Viola read the title outloud. "Sense and Sensibility, by a Lady. A new author I presume?"
"Yes indeed. Somewhat in the style of Miss Edgeworth I fancy. Well worth your Ladyship's attention."
Viola opened the book to flick through before deciding to buy, when the door bell tinkled again and another customer entered the shop.
After her interesting encounter with Lady Lydia Ashborne Mireille was determined to finish her shopping and return home. It seemed ages since she had seen her darling children. Also if she did not return home she feared that she would be too fatigued tomorrow and have puffy eyes at the ball. Any stops that she made would have to be brief.
Mireille decided that she would be wise to stop at a bookshop for something to read tomorrow since she had not been in town long enough to make any plans for the day tomorrow. Besides that the weather was so unfortunately dismal that she would not be going out this evening either. She wished that she had not read all of the books she had on her voyage to England. She requested that the coachman drive to the best bookshop that he knew. When the Carriage pulled near the entry to the shop Mireille alighted with Annette behind her.

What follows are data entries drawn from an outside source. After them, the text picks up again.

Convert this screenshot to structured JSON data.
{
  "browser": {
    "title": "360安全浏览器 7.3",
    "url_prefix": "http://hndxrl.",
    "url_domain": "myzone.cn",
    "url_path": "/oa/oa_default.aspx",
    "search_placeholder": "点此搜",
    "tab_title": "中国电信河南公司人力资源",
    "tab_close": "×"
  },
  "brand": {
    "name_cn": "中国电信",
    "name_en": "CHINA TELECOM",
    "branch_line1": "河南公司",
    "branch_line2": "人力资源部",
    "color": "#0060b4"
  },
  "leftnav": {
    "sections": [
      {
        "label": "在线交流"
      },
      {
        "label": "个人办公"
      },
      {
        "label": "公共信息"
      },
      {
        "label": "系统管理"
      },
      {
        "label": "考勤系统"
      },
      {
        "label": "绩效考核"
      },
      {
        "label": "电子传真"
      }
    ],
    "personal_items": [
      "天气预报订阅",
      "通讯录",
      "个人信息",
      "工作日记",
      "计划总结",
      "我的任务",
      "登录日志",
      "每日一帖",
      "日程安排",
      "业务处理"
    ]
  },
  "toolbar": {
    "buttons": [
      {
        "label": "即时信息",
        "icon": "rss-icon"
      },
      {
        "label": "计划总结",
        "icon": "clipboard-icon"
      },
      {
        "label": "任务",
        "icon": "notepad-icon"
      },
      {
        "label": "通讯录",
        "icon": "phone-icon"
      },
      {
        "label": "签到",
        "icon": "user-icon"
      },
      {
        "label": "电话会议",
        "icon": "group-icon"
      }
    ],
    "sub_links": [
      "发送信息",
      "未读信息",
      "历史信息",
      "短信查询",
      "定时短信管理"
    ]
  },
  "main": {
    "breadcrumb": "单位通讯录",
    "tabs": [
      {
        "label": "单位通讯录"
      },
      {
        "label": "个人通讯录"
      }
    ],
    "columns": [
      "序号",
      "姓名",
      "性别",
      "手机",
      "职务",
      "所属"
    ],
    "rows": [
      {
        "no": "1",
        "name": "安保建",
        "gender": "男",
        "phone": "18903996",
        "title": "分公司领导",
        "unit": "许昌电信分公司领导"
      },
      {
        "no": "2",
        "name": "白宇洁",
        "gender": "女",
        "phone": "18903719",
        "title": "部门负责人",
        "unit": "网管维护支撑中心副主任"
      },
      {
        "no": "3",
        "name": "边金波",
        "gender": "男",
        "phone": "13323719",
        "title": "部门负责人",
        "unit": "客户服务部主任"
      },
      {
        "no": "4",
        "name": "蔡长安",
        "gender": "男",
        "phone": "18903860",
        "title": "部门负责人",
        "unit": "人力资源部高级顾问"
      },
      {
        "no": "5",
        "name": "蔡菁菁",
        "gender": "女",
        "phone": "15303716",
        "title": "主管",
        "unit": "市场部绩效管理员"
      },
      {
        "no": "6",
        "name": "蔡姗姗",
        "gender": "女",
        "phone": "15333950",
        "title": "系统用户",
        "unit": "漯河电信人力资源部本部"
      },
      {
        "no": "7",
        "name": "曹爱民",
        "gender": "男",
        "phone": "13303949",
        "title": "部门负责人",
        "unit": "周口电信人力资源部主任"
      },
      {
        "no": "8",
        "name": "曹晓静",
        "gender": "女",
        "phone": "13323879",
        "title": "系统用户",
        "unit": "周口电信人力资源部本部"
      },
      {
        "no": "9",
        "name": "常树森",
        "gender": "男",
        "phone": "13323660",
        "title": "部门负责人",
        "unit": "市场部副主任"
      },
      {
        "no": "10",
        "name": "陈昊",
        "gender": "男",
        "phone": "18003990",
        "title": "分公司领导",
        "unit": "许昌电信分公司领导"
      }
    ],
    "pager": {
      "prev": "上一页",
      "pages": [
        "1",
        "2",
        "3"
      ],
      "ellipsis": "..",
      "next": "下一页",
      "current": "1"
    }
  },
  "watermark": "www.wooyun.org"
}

Once she entered the shop she took a look around and perceived a lady who was being assisted by a gentleman. She nodded to the gentleman and took another look at the lady. She was quite elegantly dressed though not wearing anything that made Annette take notice. This was always a comfort to Mireille who was always in need of being amongst the most well dressed ladies in any room. Well to be honest she liked to be the best dressed lady of her age and rank. So if Annette was impressed enough by a lady’s attire Mireille knew that she was better dressed than herself. At any rate having observed the fashions in the room and been made quite comfortable in what she was wearing Mireille moved onto the object of her visit to the shop, books.

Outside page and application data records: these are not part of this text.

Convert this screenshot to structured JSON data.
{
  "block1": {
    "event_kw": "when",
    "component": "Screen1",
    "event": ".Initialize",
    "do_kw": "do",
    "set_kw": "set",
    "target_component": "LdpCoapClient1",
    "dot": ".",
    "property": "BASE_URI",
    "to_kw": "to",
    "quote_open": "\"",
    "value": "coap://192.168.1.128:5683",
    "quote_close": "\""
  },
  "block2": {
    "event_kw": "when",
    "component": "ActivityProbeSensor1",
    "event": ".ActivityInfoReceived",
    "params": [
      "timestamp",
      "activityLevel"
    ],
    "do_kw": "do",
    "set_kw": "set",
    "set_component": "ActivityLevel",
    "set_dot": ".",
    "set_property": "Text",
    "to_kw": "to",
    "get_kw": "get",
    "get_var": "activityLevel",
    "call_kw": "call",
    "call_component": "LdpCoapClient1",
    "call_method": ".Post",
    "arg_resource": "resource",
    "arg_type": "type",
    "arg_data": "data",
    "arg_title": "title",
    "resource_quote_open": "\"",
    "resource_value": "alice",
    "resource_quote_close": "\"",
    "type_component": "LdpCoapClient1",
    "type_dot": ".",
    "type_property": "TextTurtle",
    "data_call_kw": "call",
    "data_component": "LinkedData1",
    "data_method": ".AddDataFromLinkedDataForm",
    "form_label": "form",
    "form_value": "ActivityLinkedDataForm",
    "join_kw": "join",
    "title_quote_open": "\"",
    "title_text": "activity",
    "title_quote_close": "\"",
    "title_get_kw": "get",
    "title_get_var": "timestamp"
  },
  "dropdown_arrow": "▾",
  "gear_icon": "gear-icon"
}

She walked over to the first table of books near her and picked up a book. It was by Mrs. Radcliffe it was a book that she had already read. The next book she picked up was May Yet Be Found by an Adam Lane. She had not heard of the author or the title so decided that she would take it home with her. If she did not like she would just put it on the shelf or give it to Annette to read.

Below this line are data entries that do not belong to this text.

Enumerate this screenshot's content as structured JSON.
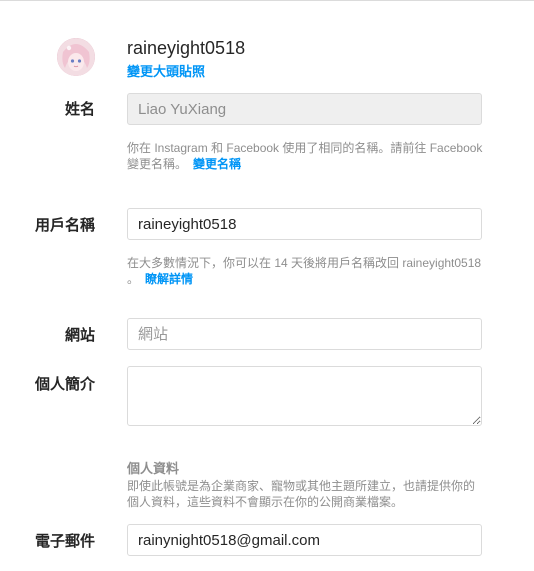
{
  "profile": {
    "username": "raineyight0518",
    "change_photo_label": "變更大頭貼照"
  },
  "name": {
    "label": "姓名",
    "value": "Liao YuXiang",
    "helper_text": "你在 Instagram 和 Facebook 使用了相同的名稱。請前往 Facebook 變更名稱。",
    "helper_link": "變更名稱"
  },
  "username": {
    "label": "用戶名稱",
    "value": "raineyight0518",
    "helper_text": "在大多數情況下，你可以在 14 天後將用戶名稱改回 raineyight0518 。",
    "helper_link": "瞭解詳情"
  },
  "website": {
    "label": "網站",
    "placeholder": "網站",
    "value": ""
  },
  "bio": {
    "label": "個人簡介",
    "value": ""
  },
  "personal_info": {
    "heading": "個人資料",
    "description": "即使此帳號是為企業商家、寵物或其他主題所建立，也請提供你的個人資料，這些資料不會顯示在你的公開商業檔案。"
  },
  "email": {
    "label": "電子郵件",
    "value": "rainynight0518@gmail.com"
  },
  "colors": {
    "link": "#0095f6",
    "text": "#262626",
    "muted": "#8e8e8e",
    "border": "#dbdbdb"
  }
}
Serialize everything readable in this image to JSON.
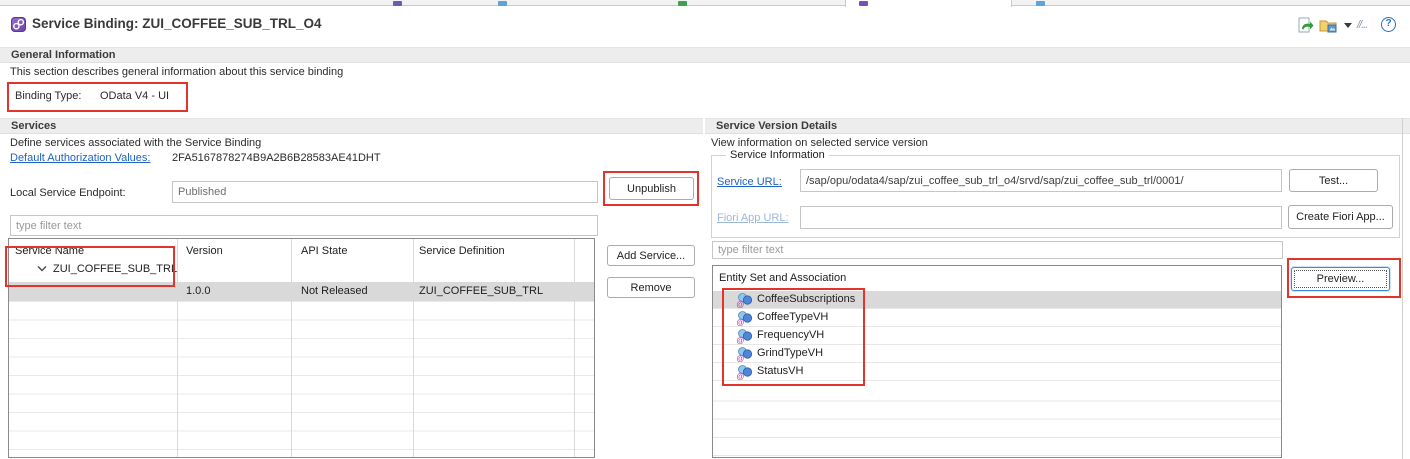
{
  "window": {
    "title": "Service Binding: ZUI_COFFEE_SUB_TRL_O4"
  },
  "toolbar": {
    "icons": [
      "activate-icon",
      "open-folder-icon",
      "dropdown-caret-icon",
      "slashes-more-icon",
      "help-icon"
    ],
    "help_glyph": "?",
    "slashes_glyph": "//..."
  },
  "general": {
    "header": "General Information",
    "description": "This section describes general information about this service binding",
    "binding_type_label": "Binding Type:",
    "binding_type_value": "OData V4 - UI"
  },
  "services": {
    "header": "Services",
    "description": "Define services associated with the Service Binding",
    "auth_link": "Default Authorization Values:",
    "auth_value": "2FA5167878274B9A2B6B28583AE41DHT",
    "endpoint_label": "Local Service Endpoint:",
    "endpoint_value": "Published",
    "unpublish_button": "Unpublish",
    "filter_placeholder": "type filter text",
    "table": {
      "columns": [
        "Service Name",
        "Version",
        "API State",
        "Service Definition"
      ],
      "tree_item": "ZUI_COFFEE_SUB_TRL",
      "row": {
        "version": "1.0.0",
        "api_state": "Not Released",
        "service_definition": "ZUI_COFFEE_SUB_TRL"
      }
    },
    "add_button": "Add Service...",
    "remove_button": "Remove"
  },
  "version_details": {
    "header": "Service Version Details",
    "description": "View information on selected service version",
    "group_title": "Service Information",
    "service_url_label": "Service URL:",
    "service_url_value": "/sap/opu/odata4/sap/zui_coffee_sub_trl_o4/srvd/sap/zui_coffee_sub_trl/0001/",
    "test_button": "Test...",
    "fiori_label": "Fiori App URL:",
    "fiori_value": "",
    "create_fiori_button": "Create Fiori App...",
    "filter_placeholder": "type filter text",
    "entity_header": "Entity Set and Association",
    "entities": [
      "CoffeeSubscriptions",
      "CoffeeTypeVH",
      "FrequencyVH",
      "GrindTypeVH",
      "StatusVH"
    ],
    "preview_button": "Preview..."
  },
  "colors": {
    "annotation_red": "#e3342c",
    "link_blue": "#1f63c0",
    "disabled_link": "#9cb8d8",
    "selection_gray": "#d9d9d9",
    "icon_purple": "#7a4fb5",
    "icon_green": "#2e9e3e",
    "icon_blue": "#4f86d8",
    "icon_folder_yellow": "#e8b64c"
  }
}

When the gentleman came over to address her he introduced himself to as Mr. Decker and asked “Is there anything I could help you find this afternoon?”
Mireille replied “Well Mr. Decker, I would like to take this book that I have just picked up and If you have anything else that you think I may find diverting I should like to take that too. I am not quite sure what I will be in the mood to read tomorrow. I am certain that I should not like it to be anything too serious.”
Mr. Decker walked over to near where the lady was standing and returned with a book in his hand. It looked to be the same title that the lady was looking over. “I have just gotten this title in, quite new.”
Mireille read the title of the book Sense and Sensibility, by A Lady. She decided that the book did not appear to be too serious and so she told Mr Decker that she would take it along with the other book she had already chosen. Then she turned to Annette and asked her if there was anything that she wished to purchase today. Annette said “Non, Madame I have not a need of anything new to read.” Then Mireille turned back to Mr. Decker and said “Then that will be all for me today, thank you very much.” She followed him to the counter and made her purchase.
As she walked past the lady Mireille smiled and nodded to her. Then she walked through the door into the street.
When they were back in the barouche Annette said to her “Merci Madame, I am very glad that you did not take a very long time in that shop. Books do give me such an headache. I so much prefer fashion plates.”
Mireille patted Annette on the knee and said “I know dear Annette, I always make my trips into bookshops with you as brief as possible.”
They drove on with Mireille keeping her eye on the shop windows as they passed for anything else that she should need to purchase for tomorrow.
((OOC: Mireille Out))